We had planned moonlight flights over the pans. Our pilot is sky watching. He blinks often and holds back on judgement. It looks like we are in for rain. Even I can see that. The others arrive – we decide to stay with our camping plan.
An hours drive over rolling spikey grasslands past sleepy cattle, and thorn scrub. The plains open out against a dark purple curtain of rain lit by flashes of lightening. The wind is blowing. The pans are too wet to drive on. Pools of water on the surface mean we don't even have to try. It looks inoccuous enough, and could be tempting if we didn't know just how treacherous that surface could be. Like sirens of the salt pans, a soft voice questions 'how bad could it be? It looks ok? Give it a try…' at your peril – this crusty clay sediment is all that's left of an ancient lake bed. You can be driving along happily and then suddenly it will give way and suck up your entire vehicle up to the chassis. It is corrosive and cloying and there are no trees in site to attach a winch to even if you have one.
So after a cursory check along the edge – we abandon the idea of crossing the pans to camp at the two islands in a sea of salt. The purple rain cloud flashes lightening in the south. We head back to the palm trees to set up camp. Heavy clouds roam the skies speeding across to the purple party. We stop under a spreading camel thorn tree, make a fire, put up tents. A salmon pink splash in the west is the sunset banner in the sky; in the east a full moon rises through the palm trees, between the clouds heralded by bolts of electricity on either side. It is a blue moon. An awesome yellow moon. A fanfare for a departing year.

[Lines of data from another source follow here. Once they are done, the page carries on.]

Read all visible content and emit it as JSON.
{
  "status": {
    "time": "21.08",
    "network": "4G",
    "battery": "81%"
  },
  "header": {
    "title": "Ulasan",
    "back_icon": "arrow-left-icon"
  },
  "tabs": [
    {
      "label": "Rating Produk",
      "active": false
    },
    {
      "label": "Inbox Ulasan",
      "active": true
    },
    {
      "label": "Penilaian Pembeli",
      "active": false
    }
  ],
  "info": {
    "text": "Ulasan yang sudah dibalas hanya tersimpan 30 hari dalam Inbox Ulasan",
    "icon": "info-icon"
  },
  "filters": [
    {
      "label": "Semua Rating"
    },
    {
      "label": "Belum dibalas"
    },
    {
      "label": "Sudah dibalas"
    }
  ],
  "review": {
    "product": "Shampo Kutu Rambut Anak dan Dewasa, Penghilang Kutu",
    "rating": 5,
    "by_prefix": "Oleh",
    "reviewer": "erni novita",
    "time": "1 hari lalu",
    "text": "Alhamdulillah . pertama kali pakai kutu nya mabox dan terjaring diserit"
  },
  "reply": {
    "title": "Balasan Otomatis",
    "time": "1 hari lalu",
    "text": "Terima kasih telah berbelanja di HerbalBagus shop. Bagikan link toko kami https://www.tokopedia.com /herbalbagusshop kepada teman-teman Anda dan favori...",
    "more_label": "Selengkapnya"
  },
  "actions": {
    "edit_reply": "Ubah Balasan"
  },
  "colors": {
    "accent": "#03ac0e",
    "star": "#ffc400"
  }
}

Billy makes a fire with much puffing and fanning of flames – puffing Billy. We cook potatoes in the coals, and beef fillet on the braai. We stay up late – young people take the quad bikes for moonlit rides. It doesn't rain on us . At midnight we open champagne, hug each other and wish happy new year. The moon spreads its silver light around us.